The land on which the relief colonies have been built belong to private parties. In some cases, as in Citizen Nagar, the state government in 14 years has not categorised the land as non-agricultural nor has the organisation attempted to have the legal procedures conducted.
“Even if the residents get the ownership rights of the houses, the land on which they are constructed will never be the theirs, because most of this land does not have clear ownership deeds nor are they cleared as non-agricultural land,” says Shamshad Pathan, an advocate and human rights activist.
“These colonies were meant to be temporary settlements. Yet these people have spent 15 long years in these slums. Of about two lakh displaced, 16,087 were settled in these colonies. The government has neither traced nor kept an account of the rest. There are still about 5,000 people living in these slums as of now. It isn’t a Herculean task for a state government to rehabilitate 5,000 internally displaced people, if it wants to,” adds Pathan.
The issue of ownership rights of the houses is, however, not the only issue these people have been facing over the years. Most of these colonies lack any basic amenities.
Juhapura, which is the biggest Muslim ghetto in the city, has no water supply. The pipeline of the Ahmedabad Municipal Corporation (AMC) ends in the adjoining Hindu-dominated ward, Jodhpur. A PIL was filed on the matter in March last year, stating that the town planning scheme has been properly implemented in the Hindu-dominated adjoining area and not in Juhapura. Those who cannot afford to buy water have collected money and dug a borewell.
In another case, in response to an RTI filed by Siddique on March 5, 2016 inquiring into the number of primary health centres in a 10-km radius of Citizen Nagar, AMC listed the private clinics in the area, including the clinic of one S.R. Fakkruddin, a ‘Nurani hakim’.
“My son did not get proper education and works as a labourer now. My husband used to work as a daily-wage earner. There would be days that went without any income.
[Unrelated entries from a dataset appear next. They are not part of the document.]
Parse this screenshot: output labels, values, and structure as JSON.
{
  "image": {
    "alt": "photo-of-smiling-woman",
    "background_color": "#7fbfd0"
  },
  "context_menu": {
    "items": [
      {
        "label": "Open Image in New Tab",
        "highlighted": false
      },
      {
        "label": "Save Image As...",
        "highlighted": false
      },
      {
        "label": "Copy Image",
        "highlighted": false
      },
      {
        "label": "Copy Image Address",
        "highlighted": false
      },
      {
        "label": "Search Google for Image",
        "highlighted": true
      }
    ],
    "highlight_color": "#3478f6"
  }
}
Last year he came down with a respiratory problem and then passed away two months ago,” Rehana Bano shares.
“I borrowed Rs 50,000 and still could not save my husband. I wish I had more money,” Rehana Bano breaks down as she points to the shabby one-room where she has been living for 14 years, which she will be vacating in a week. “I cannot repay the loan. The person whom I owe asked me to vacate the room so that he can put it on rent till the loan is repaid.”
“People advise us to forget and move on. Believe me, nobody has tried that more than us,” Sheikh Khatun Bibi says. “But I cannot move past the fact that the future of our children was destroyed. Most of them are daily-wage earners now, we could not give them an education. And that is our biggest loss in this chaos.”